● **TASK REQUIREMENTS**: Search the records for "arrow". Copy every line where it appears.

(Data items)
=== Section Start ===
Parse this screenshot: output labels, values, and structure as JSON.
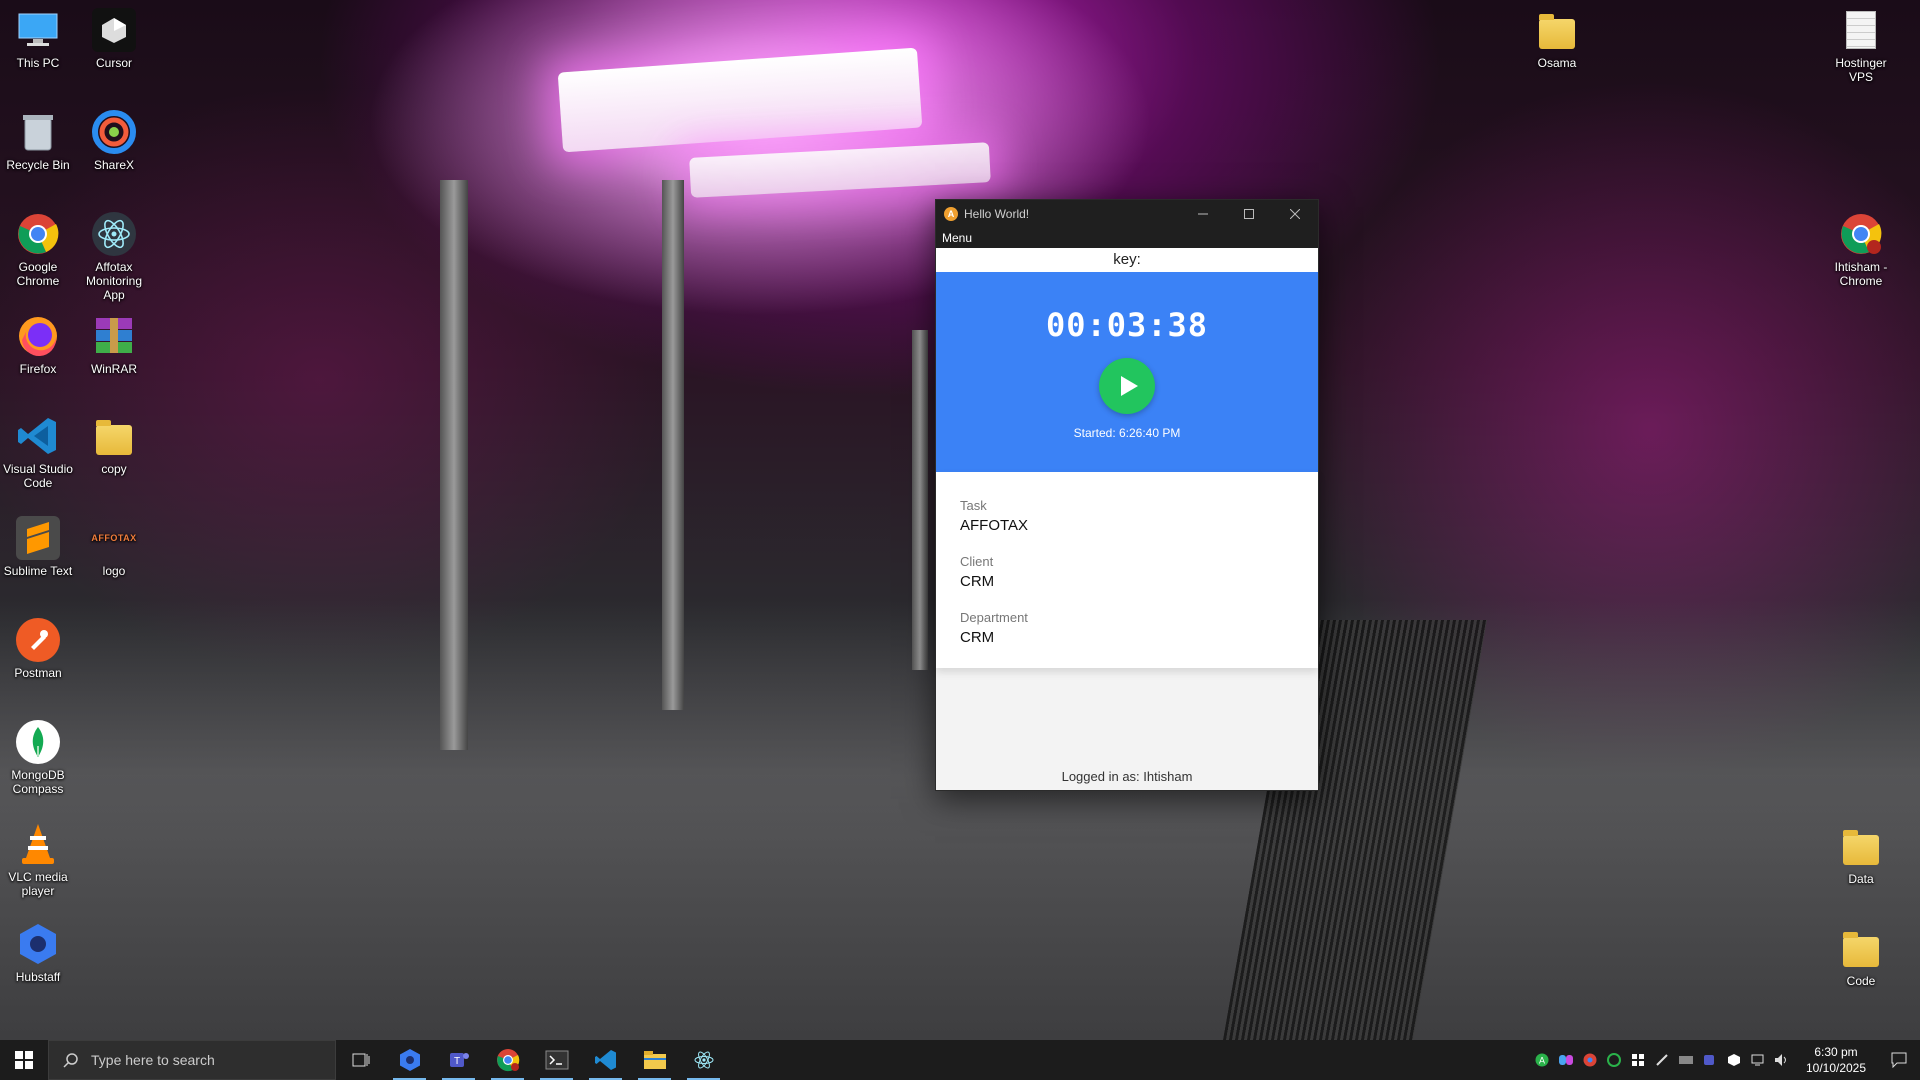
{
  "desktop": {
    "left_icons": [
      {
        "label": "This PC",
        "icon": "computer-icon"
      },
      {
        "label": "Cursor",
        "icon": "cursor-app-icon"
      },
      {
        "label": "Recycle Bin",
        "icon": "recycle-bin-icon"
      },
      {
        "label": "ShareX",
        "icon": "sharex-icon"
      },
      {
        "label": "Google Chrome",
        "icon": "chrome-icon"
      },
      {
        "label": "Affotax Monitoring App",
        "icon": "electron-icon"
      },
      {
        "label": "Firefox",
        "icon": "firefox-icon"
      },
      {
        "label": "WinRAR",
        "icon": "winrar-icon"
      },
      {
        "label": "Visual Studio Code",
        "icon": "vscode-icon"
      },
      {
        "label": "copy",
        "icon": "folder-icon"
      },
      {
        "label": "Sublime Text",
        "icon": "sublime-icon"
      },
      {
        "label": "logo",
        "icon": "affotax-logo-icon",
        "text": "AFFOTAX"
      },
      {
        "label": "Postman",
        "icon": "postman-icon"
      },
      {
        "label": "MongoDB Compass",
        "icon": "mongodb-icon"
      },
      {
        "label": "VLC media player",
        "icon": "vlc-icon"
      },
      {
        "label": "Hubstaff",
        "icon": "hubstaff-icon"
      }
    ],
    "right_icons": [
      {
        "label": "Osama",
        "icon": "folder-icon"
      },
      {
        "label": "Hostinger VPS",
        "icon": "document-icon"
      },
      {
        "label": "Ihtisham - Chrome",
        "icon": "chrome-icon"
      },
      {
        "label": "Data",
        "icon": "folder-icon"
      },
      {
        "label": "Code",
        "icon": "folder-icon"
      }
    ]
  },
  "window": {
    "title": "Hello World!",
    "logo_letter": "A",
    "menu_label": "Menu",
    "key_label": "key:",
    "timer": "00:03:38",
    "started": "Started: 6:26:40 PM",
    "details": [
      {
        "label": "Task",
        "value": "AFFOTAX"
      },
      {
        "label": "Client",
        "value": "CRM"
      },
      {
        "label": "Department",
        "value": "CRM"
      }
    ],
    "footer": "Logged in as: Ihtisham",
    "colors": {
      "timer_bg": "#3b82f6",
      "play": "#22c55e"
    }
  },
  "taskbar": {
    "search_placeholder": "Type here to search",
    "time": "6:30 pm",
    "date": "10/10/2025"
  }
}
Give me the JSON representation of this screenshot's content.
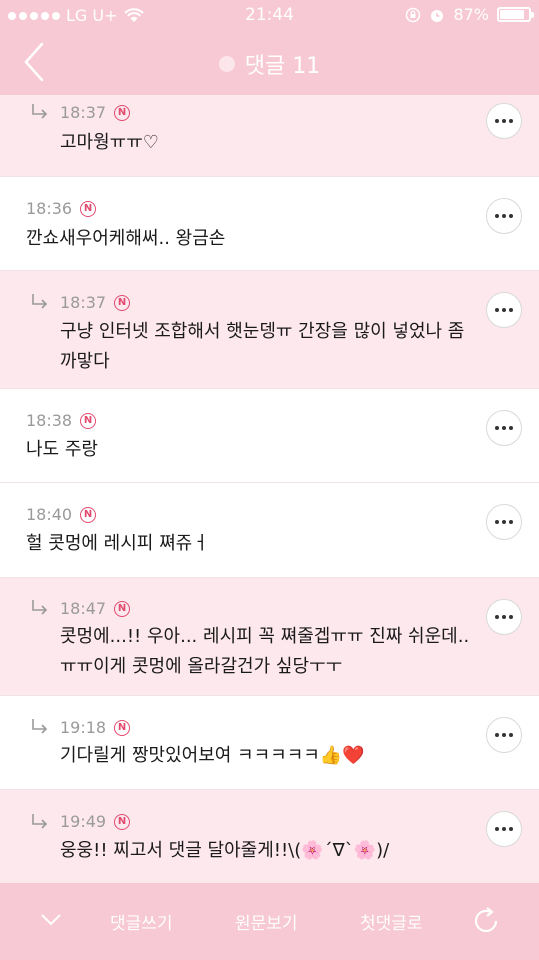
{
  "status": {
    "carrier": "LG U+",
    "time": "21:44",
    "battery": "87%",
    "battery_level": 0.87
  },
  "header": {
    "title": "댓글 11"
  },
  "comments": [
    {
      "time": "18:37",
      "badge": "N",
      "reply": true,
      "lines": [
        "고마웡ㅠㅠ♡"
      ]
    },
    {
      "time": "18:36",
      "badge": "N",
      "reply": false,
      "lines": [
        "깐쇼새우어케해써.. 왕금손"
      ]
    },
    {
      "time": "18:37",
      "badge": "N",
      "reply": true,
      "lines": [
        "구냥 인터넷 조합해서 햇눈뎅ㅠ 간장을 많이 넣었나 좀",
        "까맣다"
      ]
    },
    {
      "time": "18:38",
      "badge": "N",
      "reply": false,
      "lines": [
        "나도 주랑"
      ]
    },
    {
      "time": "18:40",
      "badge": "N",
      "reply": false,
      "lines": [
        "헐 콧멍에 레시피 쪄쥬ㅓ"
      ]
    },
    {
      "time": "18:47",
      "badge": "N",
      "reply": true,
      "lines": [
        "콧멍에...!! 우아... 레시피 꼭 쪄줄겝ㅠㅠ 진짜 쉬운데..",
        "ㅠㅠ이게 콧멍에 올라갈건가 싶당ㅜㅜ"
      ]
    },
    {
      "time": "19:18",
      "badge": "N",
      "reply": true,
      "lines": [
        "기다릴게 짱맛있어보여 ㅋㅋㅋㅋㅋ👍❤️"
      ]
    },
    {
      "time": "19:49",
      "badge": "N",
      "reply": true,
      "lines": [
        "웅웅!! 찌고서 댓글 달아줄게!!\\(🌸´∇`🌸)/"
      ]
    }
  ],
  "bottom": {
    "write": "댓글쓰기",
    "original": "원문보기",
    "first": "첫댓글로"
  },
  "icons": {
    "back": "chevron-left-icon",
    "more": "more-dots-icon",
    "down": "chevron-down-icon",
    "refresh": "refresh-icon",
    "reply": "reply-arrow-icon",
    "badge": "new-badge-icon"
  },
  "colors": {
    "bar": "#f7c9d4",
    "reply_bg": "#fde8ee",
    "badge": "#e34a6f"
  }
}
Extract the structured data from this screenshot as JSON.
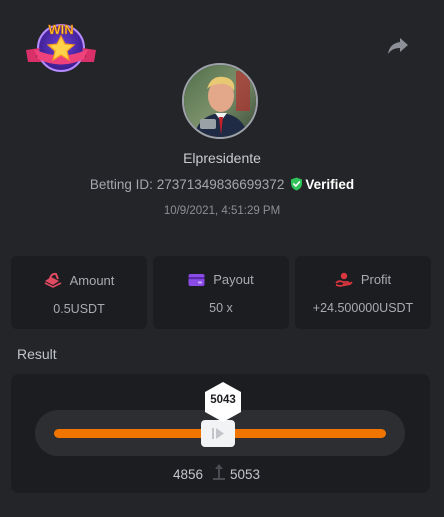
{
  "header": {
    "badge_text": "WIN",
    "share_icon": "share-arrow-icon"
  },
  "profile": {
    "username": "Elpresidente",
    "betting_id_label": "Betting ID:",
    "betting_id": "27371349836699372",
    "verified_label": "Verified",
    "timestamp": "10/9/2021, 4:51:29 PM"
  },
  "cards": [
    {
      "label": "Amount",
      "value": "0.5USDT",
      "icon": "amount-icon",
      "icon_color": "#e04a62"
    },
    {
      "label": "Payout",
      "value": "50 x",
      "icon": "card-icon",
      "icon_color": "#8b4be6"
    },
    {
      "label": "Profit",
      "value": "+24.500000USDT",
      "icon": "profit-icon",
      "icon_color": "#d9363f"
    }
  ],
  "result": {
    "label": "Result",
    "value": "5043",
    "range_min": "4856",
    "range_max": "5053"
  },
  "colors": {
    "background": "#242528",
    "panel": "#1c1d20",
    "accent": "#f07400",
    "verified": "#2fc35a"
  }
}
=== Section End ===
● **OUTPUT OF THE TASK**:
    "reply": "reply-arrow-icon",
    "share_icon": "share-arrow-icon"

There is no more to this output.